Ashanti Shih

Photo of Ashanti Shih
Environmental Studies
B.A., University of California (Berkeley); M.A., M.Phil., Ph.D., Yale University

Ashanti Shih

Mellon Postdoctoral Fellow in Environmental Studies

I am an environmental historian studying race, settler colonialism, and the environmental sciences in the twentieth-century Pacific and American West.

My research brings the critical studies of race and settler colonialism into dialogue with histories of the natural sciences and the environment. I’m interested in the complicated ethics of performing scientific and environmental work on Indigenous land and in relation to Indigenous and racialized communities. My first book, currently under preparation as "Invasive Ecologies: Science and Settler Colonialism in Twentieth-Century Hawai‘i," explores this issue through a history of invasion biology, natural preservation, and the U.S. national park system in Hawai‘i over the long twentieth century. The book is based on my dissertation, which won several awards, including the Rachel Carson Prize for best dissertation in environmental history from the American Society for Environmental History. My newer projects focus on Asian American relationships to nonhuman nature, species belonging, and the natural sciences.

My teaching interests span environmental history, the history of science, Asian American studies, and settler colonial studies. At Wellesley, I will be teaching courses in environmental history and environmental justice that emphasize decolonial and social justice approaches. I believe that courses such as “Botany, Ecology, and Empire” or “Environmental Movements in US History” can complement students’ science training by helping them understand the historical, social, and political contexts of their work as environmental experts and their relationship to marginalized communities.
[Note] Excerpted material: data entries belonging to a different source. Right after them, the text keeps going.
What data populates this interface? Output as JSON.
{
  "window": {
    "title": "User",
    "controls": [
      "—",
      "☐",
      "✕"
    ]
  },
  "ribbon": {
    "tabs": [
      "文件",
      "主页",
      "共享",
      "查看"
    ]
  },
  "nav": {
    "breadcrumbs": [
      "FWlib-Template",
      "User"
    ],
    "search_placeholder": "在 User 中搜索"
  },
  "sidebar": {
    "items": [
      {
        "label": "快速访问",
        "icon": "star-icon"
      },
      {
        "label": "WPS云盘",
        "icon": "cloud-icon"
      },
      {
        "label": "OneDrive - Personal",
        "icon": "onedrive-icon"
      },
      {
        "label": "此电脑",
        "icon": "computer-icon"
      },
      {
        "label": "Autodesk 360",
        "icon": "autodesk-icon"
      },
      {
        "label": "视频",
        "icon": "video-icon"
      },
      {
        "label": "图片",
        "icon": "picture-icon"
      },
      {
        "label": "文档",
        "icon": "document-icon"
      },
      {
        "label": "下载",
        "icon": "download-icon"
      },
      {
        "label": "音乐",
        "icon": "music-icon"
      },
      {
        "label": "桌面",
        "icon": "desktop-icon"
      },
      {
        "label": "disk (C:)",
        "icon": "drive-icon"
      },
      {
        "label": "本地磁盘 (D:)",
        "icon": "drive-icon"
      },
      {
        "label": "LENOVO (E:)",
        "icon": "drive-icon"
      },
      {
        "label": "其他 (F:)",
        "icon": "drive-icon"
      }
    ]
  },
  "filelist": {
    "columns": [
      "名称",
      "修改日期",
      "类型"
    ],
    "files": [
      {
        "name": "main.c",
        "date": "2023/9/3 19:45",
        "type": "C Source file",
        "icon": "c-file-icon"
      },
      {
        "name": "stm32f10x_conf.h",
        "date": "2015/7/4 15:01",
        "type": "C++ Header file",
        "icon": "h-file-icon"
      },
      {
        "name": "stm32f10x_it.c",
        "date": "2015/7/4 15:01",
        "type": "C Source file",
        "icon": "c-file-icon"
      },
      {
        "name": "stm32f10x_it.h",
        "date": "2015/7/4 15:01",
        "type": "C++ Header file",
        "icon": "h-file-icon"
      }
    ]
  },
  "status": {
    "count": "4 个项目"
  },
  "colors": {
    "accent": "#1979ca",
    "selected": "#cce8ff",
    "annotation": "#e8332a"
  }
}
Recently I have been engaging in more public history work, including working with botanical gardens and herbaria on their interpretive materials. I am also part of a team of historians working on a public-facing project about L.A.’s original Chinatown, a project which is sponsored by the Chinese Historical Society of Southern California and the Huntington-USC Institute on California and the West.